** What to do **
Please work out how many lines include the word "accent" in the entries, and reply with only the count.
○ ○ ○
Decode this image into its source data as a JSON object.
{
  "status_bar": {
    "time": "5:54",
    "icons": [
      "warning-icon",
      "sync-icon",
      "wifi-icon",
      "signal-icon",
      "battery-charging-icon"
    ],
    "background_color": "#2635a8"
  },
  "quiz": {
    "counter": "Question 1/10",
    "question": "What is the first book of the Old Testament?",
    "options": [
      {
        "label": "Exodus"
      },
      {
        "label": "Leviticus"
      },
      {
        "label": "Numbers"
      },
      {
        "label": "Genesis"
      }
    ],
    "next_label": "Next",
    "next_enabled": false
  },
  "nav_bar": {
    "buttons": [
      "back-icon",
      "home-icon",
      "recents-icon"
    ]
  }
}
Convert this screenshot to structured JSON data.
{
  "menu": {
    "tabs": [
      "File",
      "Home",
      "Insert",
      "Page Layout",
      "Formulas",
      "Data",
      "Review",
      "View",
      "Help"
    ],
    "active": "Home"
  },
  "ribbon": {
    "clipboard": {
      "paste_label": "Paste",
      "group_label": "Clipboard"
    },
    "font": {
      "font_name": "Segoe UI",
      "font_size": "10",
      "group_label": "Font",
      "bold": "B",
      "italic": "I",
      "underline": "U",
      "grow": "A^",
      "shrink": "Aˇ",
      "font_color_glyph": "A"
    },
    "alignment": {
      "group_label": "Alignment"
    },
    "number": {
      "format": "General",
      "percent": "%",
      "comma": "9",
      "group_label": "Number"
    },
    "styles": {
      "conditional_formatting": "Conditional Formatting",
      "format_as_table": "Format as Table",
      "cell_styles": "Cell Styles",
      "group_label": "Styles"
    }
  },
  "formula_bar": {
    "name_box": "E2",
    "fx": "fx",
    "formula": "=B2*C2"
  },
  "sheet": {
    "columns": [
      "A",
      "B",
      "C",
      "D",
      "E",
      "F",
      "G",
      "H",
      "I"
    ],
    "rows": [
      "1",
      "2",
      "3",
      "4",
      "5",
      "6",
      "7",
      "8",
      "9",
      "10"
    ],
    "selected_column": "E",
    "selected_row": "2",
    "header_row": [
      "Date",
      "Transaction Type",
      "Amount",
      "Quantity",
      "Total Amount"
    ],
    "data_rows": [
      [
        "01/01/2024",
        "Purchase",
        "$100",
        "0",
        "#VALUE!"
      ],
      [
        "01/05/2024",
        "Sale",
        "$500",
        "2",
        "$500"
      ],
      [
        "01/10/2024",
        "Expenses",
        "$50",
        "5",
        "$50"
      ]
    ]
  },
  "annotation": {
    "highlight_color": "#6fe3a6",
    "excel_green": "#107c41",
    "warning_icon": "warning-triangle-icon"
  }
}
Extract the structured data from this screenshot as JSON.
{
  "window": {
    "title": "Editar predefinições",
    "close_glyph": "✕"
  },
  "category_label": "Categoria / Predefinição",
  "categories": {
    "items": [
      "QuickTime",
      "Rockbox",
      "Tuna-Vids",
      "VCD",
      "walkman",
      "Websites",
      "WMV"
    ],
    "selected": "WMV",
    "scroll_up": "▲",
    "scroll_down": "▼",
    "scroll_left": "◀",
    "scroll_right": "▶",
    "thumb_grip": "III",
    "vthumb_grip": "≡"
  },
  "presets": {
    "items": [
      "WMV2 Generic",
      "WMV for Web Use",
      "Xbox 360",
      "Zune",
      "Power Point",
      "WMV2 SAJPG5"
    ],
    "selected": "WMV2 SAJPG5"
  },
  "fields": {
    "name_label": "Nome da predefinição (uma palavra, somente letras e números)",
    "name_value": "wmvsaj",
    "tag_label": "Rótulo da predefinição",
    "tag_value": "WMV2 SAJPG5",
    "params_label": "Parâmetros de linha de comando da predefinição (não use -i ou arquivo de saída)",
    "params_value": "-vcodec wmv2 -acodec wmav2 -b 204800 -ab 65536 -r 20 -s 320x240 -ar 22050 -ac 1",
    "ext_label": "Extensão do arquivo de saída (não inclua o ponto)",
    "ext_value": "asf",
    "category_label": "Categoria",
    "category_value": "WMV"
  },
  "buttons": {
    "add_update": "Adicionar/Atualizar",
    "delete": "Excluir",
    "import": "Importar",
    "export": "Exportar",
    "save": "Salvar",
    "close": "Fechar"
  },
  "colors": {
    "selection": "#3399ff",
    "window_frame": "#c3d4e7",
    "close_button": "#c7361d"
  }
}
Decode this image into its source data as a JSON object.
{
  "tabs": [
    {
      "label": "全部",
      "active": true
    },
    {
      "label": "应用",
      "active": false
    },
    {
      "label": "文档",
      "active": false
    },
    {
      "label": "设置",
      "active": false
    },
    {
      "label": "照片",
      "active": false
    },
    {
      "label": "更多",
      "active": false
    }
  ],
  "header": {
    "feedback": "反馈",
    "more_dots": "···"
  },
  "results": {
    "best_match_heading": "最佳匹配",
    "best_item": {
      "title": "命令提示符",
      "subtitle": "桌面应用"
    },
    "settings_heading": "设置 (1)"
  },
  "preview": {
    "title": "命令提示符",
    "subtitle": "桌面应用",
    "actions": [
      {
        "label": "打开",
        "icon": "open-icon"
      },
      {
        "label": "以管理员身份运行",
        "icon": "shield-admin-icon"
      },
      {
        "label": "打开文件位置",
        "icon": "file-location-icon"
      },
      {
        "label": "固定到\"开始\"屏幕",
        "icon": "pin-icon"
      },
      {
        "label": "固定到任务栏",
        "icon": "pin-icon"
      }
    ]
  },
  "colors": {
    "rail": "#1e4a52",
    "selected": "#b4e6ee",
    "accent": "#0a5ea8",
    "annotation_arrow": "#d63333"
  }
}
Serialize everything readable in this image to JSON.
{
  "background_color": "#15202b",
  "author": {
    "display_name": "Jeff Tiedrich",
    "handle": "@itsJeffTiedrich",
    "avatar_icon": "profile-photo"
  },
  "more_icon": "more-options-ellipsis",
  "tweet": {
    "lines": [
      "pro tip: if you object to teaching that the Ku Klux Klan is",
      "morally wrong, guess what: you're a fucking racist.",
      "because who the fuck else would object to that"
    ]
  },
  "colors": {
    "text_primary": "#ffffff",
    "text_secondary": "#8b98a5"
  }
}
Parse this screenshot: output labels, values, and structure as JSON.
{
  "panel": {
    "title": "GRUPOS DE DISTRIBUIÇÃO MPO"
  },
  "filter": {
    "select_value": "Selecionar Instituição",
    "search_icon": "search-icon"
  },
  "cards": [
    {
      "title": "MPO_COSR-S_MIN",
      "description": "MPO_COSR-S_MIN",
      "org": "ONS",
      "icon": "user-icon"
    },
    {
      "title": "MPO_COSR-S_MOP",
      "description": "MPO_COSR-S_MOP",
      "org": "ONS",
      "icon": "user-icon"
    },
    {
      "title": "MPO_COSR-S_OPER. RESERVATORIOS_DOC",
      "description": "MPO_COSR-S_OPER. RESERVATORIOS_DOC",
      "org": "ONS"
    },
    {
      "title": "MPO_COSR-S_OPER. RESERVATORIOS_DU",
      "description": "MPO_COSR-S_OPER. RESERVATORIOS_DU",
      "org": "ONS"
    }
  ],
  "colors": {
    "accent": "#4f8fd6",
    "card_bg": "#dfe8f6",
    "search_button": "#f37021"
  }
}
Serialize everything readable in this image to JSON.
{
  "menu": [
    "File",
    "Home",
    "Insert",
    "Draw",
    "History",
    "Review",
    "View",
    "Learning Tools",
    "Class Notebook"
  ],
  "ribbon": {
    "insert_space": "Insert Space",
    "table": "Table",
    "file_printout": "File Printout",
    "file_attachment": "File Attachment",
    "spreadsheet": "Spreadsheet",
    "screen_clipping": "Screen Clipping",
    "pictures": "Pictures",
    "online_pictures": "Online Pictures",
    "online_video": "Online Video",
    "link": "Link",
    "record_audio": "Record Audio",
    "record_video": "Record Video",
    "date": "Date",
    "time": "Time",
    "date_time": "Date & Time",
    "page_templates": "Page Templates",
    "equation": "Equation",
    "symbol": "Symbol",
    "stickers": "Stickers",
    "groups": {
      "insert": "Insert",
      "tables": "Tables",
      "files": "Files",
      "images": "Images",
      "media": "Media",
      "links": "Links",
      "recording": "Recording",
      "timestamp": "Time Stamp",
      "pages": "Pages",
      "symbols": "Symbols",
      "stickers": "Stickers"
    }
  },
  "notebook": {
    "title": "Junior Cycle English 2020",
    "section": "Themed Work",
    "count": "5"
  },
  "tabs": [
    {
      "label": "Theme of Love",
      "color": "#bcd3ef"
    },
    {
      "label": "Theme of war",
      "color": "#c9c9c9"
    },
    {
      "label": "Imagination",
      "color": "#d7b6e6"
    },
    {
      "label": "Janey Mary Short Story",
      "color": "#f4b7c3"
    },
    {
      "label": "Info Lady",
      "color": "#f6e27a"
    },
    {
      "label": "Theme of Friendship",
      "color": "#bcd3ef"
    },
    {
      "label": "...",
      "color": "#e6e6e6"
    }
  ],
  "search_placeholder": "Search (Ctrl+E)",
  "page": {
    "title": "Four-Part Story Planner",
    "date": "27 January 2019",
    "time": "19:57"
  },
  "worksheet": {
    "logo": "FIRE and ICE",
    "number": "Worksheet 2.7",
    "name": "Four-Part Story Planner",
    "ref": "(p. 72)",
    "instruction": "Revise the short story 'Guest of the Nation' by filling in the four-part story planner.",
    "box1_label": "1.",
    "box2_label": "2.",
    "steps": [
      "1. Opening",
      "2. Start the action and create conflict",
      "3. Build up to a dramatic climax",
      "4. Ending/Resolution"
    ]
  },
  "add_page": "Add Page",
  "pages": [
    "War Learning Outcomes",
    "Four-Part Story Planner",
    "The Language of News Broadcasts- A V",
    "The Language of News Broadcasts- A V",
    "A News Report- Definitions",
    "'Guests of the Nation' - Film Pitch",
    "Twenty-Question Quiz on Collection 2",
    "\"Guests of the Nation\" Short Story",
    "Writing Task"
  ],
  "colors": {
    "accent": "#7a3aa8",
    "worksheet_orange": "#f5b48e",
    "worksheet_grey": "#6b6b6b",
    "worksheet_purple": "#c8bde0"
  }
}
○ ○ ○
** Response to this task **
3